··· Records ···

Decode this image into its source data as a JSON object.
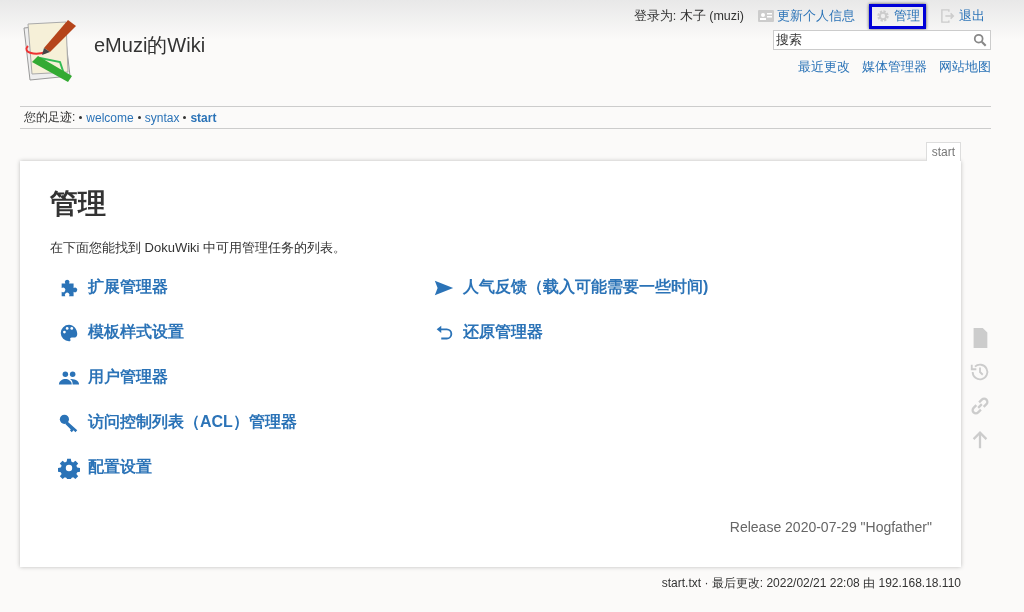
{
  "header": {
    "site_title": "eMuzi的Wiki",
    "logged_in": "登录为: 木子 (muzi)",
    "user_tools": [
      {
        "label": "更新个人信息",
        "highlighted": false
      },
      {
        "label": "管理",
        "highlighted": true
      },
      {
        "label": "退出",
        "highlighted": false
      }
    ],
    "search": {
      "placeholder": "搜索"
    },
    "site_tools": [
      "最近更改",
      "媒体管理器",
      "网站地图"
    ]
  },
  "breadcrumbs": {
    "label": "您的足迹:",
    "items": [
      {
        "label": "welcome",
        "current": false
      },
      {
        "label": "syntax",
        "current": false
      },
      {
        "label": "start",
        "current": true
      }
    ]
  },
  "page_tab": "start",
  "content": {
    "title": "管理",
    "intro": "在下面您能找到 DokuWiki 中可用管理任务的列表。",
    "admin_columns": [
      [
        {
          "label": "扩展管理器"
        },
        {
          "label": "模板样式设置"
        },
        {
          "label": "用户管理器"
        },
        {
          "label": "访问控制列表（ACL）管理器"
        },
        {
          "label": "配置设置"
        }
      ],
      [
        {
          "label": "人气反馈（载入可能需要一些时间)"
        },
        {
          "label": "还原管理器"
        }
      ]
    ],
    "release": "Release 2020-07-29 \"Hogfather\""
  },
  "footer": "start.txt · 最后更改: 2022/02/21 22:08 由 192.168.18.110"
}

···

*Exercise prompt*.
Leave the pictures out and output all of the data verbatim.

*Solved exercise*.
Decode this image into its source data as a JSON object.
{
  "header": {
    "site_title": "eMuzi的Wiki",
    "logged_in": "登录为: 木子 (muzi)",
    "user_tools": [
      {
        "label": "更新个人信息",
        "highlighted": false
      },
      {
        "label": "管理",
        "highlighted": true
      },
      {
        "label": "退出",
        "highlighted": false
      }
    ],
    "search": {
      "placeholder": "搜索"
    },
    "site_tools": [
      "最近更改",
      "媒体管理器",
      "网站地图"
    ]
  },
  "breadcrumbs": {
    "label": "您的足迹:",
    "items": [
      {
        "label": "welcome",
        "current": false
      },
      {
        "label": "syntax",
        "current": false
      },
      {
        "label": "start",
        "current": true
      }
    ]
  },
  "page_tab": "start",
  "content": {
    "title": "管理",
    "intro": "在下面您能找到 DokuWiki 中可用管理任务的列表。",
    "admin_columns": [
      [
        {
          "label": "扩展管理器"
        },
        {
          "label": "模板样式设置"
        },
        {
          "label": "用户管理器"
        },
        {
          "label": "访问控制列表（ACL）管理器"
        },
        {
          "label": "配置设置"
        }
      ],
      [
        {
          "label": "人气反馈（载入可能需要一些时间)"
        },
        {
          "label": "还原管理器"
        }
      ]
    ],
    "release": "Release 2020-07-29 \"Hogfather\""
  },
  "footer": "start.txt · 最后更改: 2022/02/21 22:08 由 192.168.18.110"
}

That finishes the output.